|EP0728769A1||Feb 21, 1996||Aug 28, 1996||Montell North America Inc.||Components and catalysts for the polymerization of olefins|
|EP0782587A1||Jul 17, 1996||Jul 9, 1997||Montell Technology Company bv||Process and apparatus for the gas-phase polymerization of alpha-olefins|
|EP0916701A1||Apr 24, 1998||May 19, 1999||Grand Polymer Co., Ltd.||Crystalline polypropylene resin composition|
|JP2002284942A||Title not available|
|WO1999014260A1 *||Sep 10, 1998||Mar 25, 1999||Eastman Chemical Company||Compositions of linear ultra low density polyethylene and propylene polymers and films therefrom|
|WO2000063261A1||Apr 12, 2000||Oct 26, 2000||Basell Technology Company B.V.||Components and catalysts for the polymerization of olefins|
|WO2001057099A1||Jan 25, 2001||Aug 9, 2001||Basell Technology Company B.V.||Components and catalysts for the polymerization of olefins|
|WO2002030998A1||Sep 24, 2001||Apr 18, 2002||Basell Technology Company B.V.||Catalyst components for the polymerization of olefins|
|WO2003055831A1||Dec 20, 2002||Jul 10, 2003||Basell Poliolefine Italia S.P.A.||Separation of diastereoisomers|
|1||R. Chujo et al., "Two-site model analysis of 13C n.m.r. of polypropylene polymerized by Ziegler-Natta catalyst with external alkoxysilane donors," Polymer, vol. 35(2), p. 339-342 (1994).|
|2||Y. Inoue et al., "Studies of the stereospecific polymerization mechanism of propylene by a modified Ziegler-Natta catalyst based on 125 M Hz 13C n.m.r. spectra," Polymer, vol. 25, p. 1640-1644 (1984).|

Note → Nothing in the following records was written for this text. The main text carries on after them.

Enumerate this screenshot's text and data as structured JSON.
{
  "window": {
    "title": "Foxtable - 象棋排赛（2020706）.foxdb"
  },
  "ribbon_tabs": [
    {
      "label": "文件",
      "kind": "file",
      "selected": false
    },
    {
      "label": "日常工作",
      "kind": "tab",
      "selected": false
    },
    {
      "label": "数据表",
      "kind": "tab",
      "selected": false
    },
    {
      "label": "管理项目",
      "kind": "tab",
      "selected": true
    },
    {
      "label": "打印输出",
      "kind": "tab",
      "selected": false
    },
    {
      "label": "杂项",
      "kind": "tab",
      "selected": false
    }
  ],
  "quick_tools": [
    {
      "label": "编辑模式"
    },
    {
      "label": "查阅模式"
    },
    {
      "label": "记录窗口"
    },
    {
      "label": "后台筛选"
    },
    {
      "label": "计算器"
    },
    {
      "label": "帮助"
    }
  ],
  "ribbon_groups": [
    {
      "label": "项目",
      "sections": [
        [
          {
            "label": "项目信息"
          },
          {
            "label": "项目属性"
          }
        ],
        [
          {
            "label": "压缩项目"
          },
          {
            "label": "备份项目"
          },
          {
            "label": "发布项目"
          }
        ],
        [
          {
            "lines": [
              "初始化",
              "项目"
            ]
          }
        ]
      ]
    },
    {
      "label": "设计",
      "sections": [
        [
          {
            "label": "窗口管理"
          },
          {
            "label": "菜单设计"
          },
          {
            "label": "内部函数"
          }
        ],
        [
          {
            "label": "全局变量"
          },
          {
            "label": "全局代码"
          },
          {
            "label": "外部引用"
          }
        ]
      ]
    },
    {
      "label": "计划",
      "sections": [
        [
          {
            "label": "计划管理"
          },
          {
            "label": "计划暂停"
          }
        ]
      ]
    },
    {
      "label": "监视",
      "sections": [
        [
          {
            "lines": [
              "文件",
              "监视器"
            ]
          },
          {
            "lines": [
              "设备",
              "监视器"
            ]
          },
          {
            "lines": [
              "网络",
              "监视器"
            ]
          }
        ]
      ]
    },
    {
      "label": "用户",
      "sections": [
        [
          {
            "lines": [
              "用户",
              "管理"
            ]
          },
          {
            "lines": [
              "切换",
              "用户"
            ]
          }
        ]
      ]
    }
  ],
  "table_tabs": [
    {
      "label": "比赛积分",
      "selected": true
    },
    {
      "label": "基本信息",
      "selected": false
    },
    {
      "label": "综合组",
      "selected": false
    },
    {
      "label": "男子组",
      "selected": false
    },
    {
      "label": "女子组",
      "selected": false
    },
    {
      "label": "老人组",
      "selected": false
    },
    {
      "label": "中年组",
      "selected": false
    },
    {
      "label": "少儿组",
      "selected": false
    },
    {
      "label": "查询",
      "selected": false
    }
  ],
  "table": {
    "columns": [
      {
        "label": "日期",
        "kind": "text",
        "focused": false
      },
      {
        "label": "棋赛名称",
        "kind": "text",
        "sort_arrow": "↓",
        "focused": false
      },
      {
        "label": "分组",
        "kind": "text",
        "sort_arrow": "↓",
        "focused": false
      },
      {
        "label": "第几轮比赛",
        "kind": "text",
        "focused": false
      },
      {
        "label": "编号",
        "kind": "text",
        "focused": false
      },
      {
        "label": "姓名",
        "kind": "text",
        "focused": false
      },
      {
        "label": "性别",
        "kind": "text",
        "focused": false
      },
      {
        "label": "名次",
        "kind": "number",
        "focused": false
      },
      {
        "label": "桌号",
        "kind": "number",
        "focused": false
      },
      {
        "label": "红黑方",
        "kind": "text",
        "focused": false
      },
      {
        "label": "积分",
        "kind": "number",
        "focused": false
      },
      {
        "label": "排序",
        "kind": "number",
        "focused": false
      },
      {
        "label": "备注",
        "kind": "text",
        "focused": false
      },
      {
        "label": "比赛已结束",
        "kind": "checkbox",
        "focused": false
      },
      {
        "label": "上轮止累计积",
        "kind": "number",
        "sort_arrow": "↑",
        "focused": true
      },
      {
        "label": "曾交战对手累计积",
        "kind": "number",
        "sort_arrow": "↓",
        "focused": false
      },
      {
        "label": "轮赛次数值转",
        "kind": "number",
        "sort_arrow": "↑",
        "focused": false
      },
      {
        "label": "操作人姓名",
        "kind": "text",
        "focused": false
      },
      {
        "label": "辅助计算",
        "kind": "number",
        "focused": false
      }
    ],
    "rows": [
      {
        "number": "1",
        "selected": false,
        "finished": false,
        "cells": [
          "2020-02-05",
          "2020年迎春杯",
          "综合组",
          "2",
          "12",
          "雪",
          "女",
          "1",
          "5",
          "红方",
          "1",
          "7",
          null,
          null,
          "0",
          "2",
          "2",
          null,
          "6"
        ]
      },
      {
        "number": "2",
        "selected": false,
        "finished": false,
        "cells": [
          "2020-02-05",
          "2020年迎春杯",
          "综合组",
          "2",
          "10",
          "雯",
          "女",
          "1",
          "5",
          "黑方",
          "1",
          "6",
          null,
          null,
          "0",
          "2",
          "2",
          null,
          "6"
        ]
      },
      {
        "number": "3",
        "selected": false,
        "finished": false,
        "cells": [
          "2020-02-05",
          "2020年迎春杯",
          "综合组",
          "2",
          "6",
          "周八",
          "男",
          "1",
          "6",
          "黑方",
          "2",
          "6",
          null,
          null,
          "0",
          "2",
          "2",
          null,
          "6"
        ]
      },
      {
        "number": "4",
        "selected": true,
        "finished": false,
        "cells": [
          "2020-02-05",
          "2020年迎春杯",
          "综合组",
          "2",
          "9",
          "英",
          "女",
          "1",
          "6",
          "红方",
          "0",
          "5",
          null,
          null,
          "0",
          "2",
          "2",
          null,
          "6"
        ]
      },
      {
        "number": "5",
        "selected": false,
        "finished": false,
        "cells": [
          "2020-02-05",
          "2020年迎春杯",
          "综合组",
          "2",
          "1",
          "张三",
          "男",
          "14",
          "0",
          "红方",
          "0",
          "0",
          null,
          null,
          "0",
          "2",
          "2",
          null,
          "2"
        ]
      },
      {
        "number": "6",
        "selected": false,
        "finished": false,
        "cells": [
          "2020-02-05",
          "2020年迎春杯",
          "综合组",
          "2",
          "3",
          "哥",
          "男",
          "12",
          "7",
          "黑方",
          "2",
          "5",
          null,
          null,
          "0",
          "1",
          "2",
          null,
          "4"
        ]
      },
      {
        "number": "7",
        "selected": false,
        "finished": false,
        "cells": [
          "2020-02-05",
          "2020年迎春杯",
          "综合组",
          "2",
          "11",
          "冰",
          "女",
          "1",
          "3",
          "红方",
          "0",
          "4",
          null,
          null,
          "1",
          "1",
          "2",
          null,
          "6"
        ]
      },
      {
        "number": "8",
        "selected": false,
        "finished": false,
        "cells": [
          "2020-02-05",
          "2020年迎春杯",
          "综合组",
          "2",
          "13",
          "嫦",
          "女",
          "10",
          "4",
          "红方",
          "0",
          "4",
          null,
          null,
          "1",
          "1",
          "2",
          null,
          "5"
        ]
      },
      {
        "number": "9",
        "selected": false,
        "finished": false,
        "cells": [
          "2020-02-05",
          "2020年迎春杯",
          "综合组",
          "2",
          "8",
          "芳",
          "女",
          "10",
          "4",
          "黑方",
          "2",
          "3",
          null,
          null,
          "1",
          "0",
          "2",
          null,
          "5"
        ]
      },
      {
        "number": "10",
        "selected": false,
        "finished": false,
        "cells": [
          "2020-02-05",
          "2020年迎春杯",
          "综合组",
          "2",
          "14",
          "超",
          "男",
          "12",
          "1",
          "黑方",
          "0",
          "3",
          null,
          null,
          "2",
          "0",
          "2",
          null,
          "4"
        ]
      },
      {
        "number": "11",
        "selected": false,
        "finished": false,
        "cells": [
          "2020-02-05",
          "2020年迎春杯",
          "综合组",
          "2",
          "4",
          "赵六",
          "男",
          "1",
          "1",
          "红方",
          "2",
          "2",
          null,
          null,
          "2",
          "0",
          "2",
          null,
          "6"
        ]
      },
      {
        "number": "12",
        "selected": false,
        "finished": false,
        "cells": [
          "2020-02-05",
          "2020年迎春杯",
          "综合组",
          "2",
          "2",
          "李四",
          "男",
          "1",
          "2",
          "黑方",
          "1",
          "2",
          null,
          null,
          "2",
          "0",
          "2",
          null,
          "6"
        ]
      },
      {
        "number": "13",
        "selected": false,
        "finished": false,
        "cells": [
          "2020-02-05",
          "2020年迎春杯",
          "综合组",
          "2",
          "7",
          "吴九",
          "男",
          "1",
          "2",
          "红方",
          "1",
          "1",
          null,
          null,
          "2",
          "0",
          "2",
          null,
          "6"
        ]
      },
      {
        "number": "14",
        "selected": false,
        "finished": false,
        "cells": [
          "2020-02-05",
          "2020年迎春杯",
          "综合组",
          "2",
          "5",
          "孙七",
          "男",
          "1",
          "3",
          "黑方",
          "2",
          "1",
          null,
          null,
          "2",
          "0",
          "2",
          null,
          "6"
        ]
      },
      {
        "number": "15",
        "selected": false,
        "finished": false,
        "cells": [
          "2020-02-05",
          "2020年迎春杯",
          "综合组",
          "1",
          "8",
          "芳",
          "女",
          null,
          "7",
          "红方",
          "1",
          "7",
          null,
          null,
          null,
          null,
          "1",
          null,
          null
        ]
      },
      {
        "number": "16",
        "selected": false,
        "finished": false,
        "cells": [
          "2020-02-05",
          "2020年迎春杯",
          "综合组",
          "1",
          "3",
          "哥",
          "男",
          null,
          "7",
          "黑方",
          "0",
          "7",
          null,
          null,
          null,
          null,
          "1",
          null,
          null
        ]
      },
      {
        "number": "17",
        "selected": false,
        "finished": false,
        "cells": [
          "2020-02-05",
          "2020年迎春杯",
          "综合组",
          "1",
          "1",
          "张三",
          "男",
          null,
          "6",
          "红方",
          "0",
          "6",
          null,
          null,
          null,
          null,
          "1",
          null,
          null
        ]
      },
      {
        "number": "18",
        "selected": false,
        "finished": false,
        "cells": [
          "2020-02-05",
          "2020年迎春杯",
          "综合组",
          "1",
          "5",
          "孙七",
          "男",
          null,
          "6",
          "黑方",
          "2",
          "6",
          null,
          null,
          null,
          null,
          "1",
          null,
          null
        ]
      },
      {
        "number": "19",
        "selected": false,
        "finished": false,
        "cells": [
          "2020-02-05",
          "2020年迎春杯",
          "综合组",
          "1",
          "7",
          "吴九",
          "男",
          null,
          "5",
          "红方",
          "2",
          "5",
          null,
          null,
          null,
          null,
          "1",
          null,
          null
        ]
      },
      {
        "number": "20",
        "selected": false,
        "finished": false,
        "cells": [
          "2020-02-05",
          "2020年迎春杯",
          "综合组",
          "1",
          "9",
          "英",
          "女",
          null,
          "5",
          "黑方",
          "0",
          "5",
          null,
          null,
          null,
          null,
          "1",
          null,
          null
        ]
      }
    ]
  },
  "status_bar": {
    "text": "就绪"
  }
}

|Citing Patent||Filing date||Publication date||Applicant||Title|
|US9453093||Oct 8, 2013||Sep 27, 2016||Exxonmobil Chemical Patents Inc.||Broad molecular weight distribution polypropylene resins|
|US9464178||Oct 8, 2013||Oct 11, 2016||Exxonmobil Chemical Patents Inc.||Articles comprising broad molecular weight distribution polypropylene resins|
|WO2015200586A1||Jun 25, 2015||Dec 30, 2015||Exxonmobil Chemcal Patents Inc.||High melt strength polypropylene and extrusion process for preserving melt strength|
|U.S. Classification||526/348.1, 526/351, 526/142, 526/124.1, 526/124.3, 526/124.2, 502/127, 502/103, 502/125, 502/118|
|International Classification||C08F4/65, C08F10/06, C08F110/06, C08F4/651|
|Cooperative Classification||Y10T428/31909, C08F110/06|
|Jun 8, 2010||AS||Assignment|
Owner name: BASELL POLIOLEFINE ITALIA S.R.L.,ITALY
Free format text: CHANGE OF NAME;ASSIGNOR:BASELL POLIOLEFINE ITALIA S.P.A.;REEL/FRAME:024502/0984
Effective date: 20050718
Owner name: BASELL POLIOLEFINE ITALIA S.R.L., ITALY
Free format text: CHANGE OF NAME;ASSIGNOR:BASELL POLIOLEFINE ITALIA S.P.A.;REEL/FRAME:024502/0984
Effective date: 20050718
|Jan 28, 2014||FPAY||Fee payment|
Year of fee payment: 4